■ DATASET RECORDS
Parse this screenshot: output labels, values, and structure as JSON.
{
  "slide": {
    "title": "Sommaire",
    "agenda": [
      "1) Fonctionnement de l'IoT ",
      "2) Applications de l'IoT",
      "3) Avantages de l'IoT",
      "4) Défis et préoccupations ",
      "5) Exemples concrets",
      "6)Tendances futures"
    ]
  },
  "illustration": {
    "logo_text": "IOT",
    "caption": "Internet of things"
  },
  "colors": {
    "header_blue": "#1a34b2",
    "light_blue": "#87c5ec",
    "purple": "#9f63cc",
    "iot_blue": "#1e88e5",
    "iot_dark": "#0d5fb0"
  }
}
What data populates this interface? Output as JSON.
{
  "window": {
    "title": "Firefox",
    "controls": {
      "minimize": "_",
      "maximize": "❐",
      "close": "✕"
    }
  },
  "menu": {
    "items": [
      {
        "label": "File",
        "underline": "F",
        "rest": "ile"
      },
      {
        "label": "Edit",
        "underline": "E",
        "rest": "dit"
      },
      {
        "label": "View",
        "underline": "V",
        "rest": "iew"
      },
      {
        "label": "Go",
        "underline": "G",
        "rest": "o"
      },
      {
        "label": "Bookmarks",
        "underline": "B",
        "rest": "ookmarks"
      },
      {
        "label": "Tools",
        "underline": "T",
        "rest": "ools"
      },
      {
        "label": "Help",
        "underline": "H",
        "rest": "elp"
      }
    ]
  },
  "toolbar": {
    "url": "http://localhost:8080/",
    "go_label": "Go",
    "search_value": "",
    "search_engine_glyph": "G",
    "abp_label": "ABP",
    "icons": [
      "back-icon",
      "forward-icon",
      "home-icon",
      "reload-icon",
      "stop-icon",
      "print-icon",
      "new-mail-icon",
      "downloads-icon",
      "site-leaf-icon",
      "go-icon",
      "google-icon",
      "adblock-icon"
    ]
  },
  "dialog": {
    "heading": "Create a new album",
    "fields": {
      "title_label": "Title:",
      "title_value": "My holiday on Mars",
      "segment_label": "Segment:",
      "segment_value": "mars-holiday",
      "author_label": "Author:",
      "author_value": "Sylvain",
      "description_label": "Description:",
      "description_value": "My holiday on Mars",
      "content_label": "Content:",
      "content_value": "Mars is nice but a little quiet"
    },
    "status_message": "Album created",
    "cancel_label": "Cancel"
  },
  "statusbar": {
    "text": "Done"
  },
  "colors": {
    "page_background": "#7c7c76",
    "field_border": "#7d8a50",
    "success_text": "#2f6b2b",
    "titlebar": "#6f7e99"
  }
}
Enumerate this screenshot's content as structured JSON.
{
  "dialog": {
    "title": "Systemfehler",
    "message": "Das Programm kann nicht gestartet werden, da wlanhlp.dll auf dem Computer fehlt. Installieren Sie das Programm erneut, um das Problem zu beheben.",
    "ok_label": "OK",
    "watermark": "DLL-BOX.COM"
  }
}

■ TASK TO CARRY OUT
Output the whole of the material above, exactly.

■ RESPONSE TO THIS EXERCISE
Parse this screenshot: output labels, values, and structure as JSON.
{
  "slide": {
    "title": "Sommaire",
    "agenda": [
      "1) Fonctionnement de l'IoT ",
      "2) Applications de l'IoT",
      "3) Avantages de l'IoT",
      "4) Défis et préoccupations ",
      "5) Exemples concrets",
      "6)Tendances futures"
    ]
  },
  "illustration": {
    "logo_text": "IOT",
    "caption": "Internet of things"
  },
  "colors": {
    "header_blue": "#1a34b2",
    "light_blue": "#87c5ec",
    "purple": "#9f63cc",
    "iot_blue": "#1e88e5",
    "iot_dark": "#0d5fb0"
  }
}
What data populates this interface? Output as JSON.
{
  "window": {
    "title": "Firefox",
    "controls": {
      "minimize": "_",
      "maximize": "❐",
      "close": "✕"
    }
  },
  "menu": {
    "items": [
      {
        "label": "File",
        "underline": "F",
        "rest": "ile"
      },
      {
        "label": "Edit",
        "underline": "E",
        "rest": "dit"
      },
      {
        "label": "View",
        "underline": "V",
        "rest": "iew"
      },
      {
        "label": "Go",
        "underline": "G",
        "rest": "o"
      },
      {
        "label": "Bookmarks",
        "underline": "B",
        "rest": "ookmarks"
      },
      {
        "label": "Tools",
        "underline": "T",
        "rest": "ools"
      },
      {
        "label": "Help",
        "underline": "H",
        "rest": "elp"
      }
    ]
  },
  "toolbar": {
    "url": "http://localhost:8080/",
    "go_label": "Go",
    "search_value": "",
    "search_engine_glyph": "G",
    "abp_label": "ABP",
    "icons": [
      "back-icon",
      "forward-icon",
      "home-icon",
      "reload-icon",
      "stop-icon",
      "print-icon",
      "new-mail-icon",
      "downloads-icon",
      "site-leaf-icon",
      "go-icon",
      "google-icon",
      "adblock-icon"
    ]
  },
  "dialog": {
    "heading": "Create a new album",
    "fields": {
      "title_label": "Title:",
      "title_value": "My holiday on Mars",
      "segment_label": "Segment:",
      "segment_value": "mars-holiday",
      "author_label": "Author:",
      "author_value": "Sylvain",
      "description_label": "Description:",
      "description_value": "My holiday on Mars",
      "content_label": "Content:",
      "content_value": "Mars is nice but a little quiet"
    },
    "status_message": "Album created",
    "cancel_label": "Cancel"
  },
  "statusbar": {
    "text": "Done"
  },
  "colors": {
    "page_background": "#7c7c76",
    "field_border": "#7d8a50",
    "success_text": "#2f6b2b",
    "titlebar": "#6f7e99"
  }
}
Enumerate this screenshot's content as structured JSON.
{
  "dialog": {
    "title": "Systemfehler",
    "message": "Das Programm kann nicht gestartet werden, da wlanhlp.dll auf dem Computer fehlt. Installieren Sie das Programm erneut, um das Problem zu beheben.",
    "ok_label": "OK",
    "watermark": "DLL-BOX.COM"
  }
}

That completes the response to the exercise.